• **Your objective**:
Return a copy of every line in the data below that contains "title".

• **Data for processing**:

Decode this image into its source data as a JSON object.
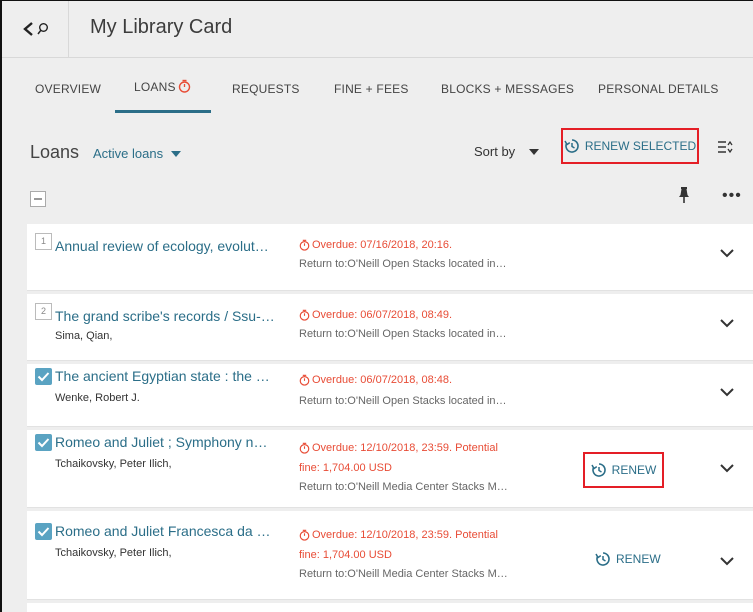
{
  "header": {
    "title": "My Library Card"
  },
  "tabs": [
    {
      "label": "OVERVIEW"
    },
    {
      "label": "LOANS"
    },
    {
      "label": "REQUESTS"
    },
    {
      "label": "FINE + FEES"
    },
    {
      "label": "BLOCKS + MESSAGES"
    },
    {
      "label": "PERSONAL DETAILS"
    }
  ],
  "loans": {
    "title": "Loans",
    "filter": "Active loans",
    "sort_label": "Sort by",
    "renew_selected": "RENEW SELECTED"
  },
  "items": [
    {
      "index": "1",
      "checked": false,
      "title": "Annual review of ecology, evolut…",
      "author": "",
      "overdue": "Overdue: 07/16/2018, 20:16.",
      "overdue2": "",
      "return_to": "Return to:O'Neill Open Stacks located in…",
      "renew": ""
    },
    {
      "index": "2",
      "checked": false,
      "title": "The grand scribe's records / Ssu-…",
      "author": "Sima, Qian,",
      "overdue": "Overdue: 06/07/2018, 08:49.",
      "overdue2": "",
      "return_to": "Return to:O'Neill Open Stacks located in…",
      "renew": ""
    },
    {
      "index": "",
      "checked": true,
      "title": "The ancient Egyptian state : the …",
      "author": "Wenke, Robert J.",
      "overdue": "Overdue: 06/07/2018, 08:48.",
      "overdue2": "",
      "return_to": "Return to:O'Neill Open Stacks located in…",
      "renew": ""
    },
    {
      "index": "",
      "checked": true,
      "title": "Romeo and Juliet ; Symphony n…",
      "author": "Tchaikovsky, Peter Ilich,",
      "overdue": "Overdue: 12/10/2018, 23:59. Potential",
      "overdue2": "fine: 1,704.00 USD",
      "return_to": "Return to:O'Neill Media Center Stacks M…",
      "renew": "RENEW"
    },
    {
      "index": "",
      "checked": true,
      "title": "Romeo and Juliet Francesca da …",
      "author": "Tchaikovsky, Peter Ilich,",
      "overdue": "Overdue: 12/10/2018, 23:59. Potential",
      "overdue2": "fine: 1,704.00 USD",
      "return_to": "Return to:O'Neill Media Center Stacks M…",
      "renew": "RENEW"
    }
  ],
  "colors": {
    "accent": "#2b6e88",
    "overdue": "#e84c36",
    "highlight": "#e41e26",
    "checkbox": "#5aa3c2"
  }
}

• **Response for this exercise**:
    "title": "My Library Card"
    "title": "Loans",
      "title": "Annual review of ecology, evolut…",
      "title": "The grand scribe's records / Ssu-…",
      "title": "The ancient Egyptian state : the …",
      "title": "Romeo and Juliet ; Symphony n…",
      "title": "Romeo and Juliet Francesca da …",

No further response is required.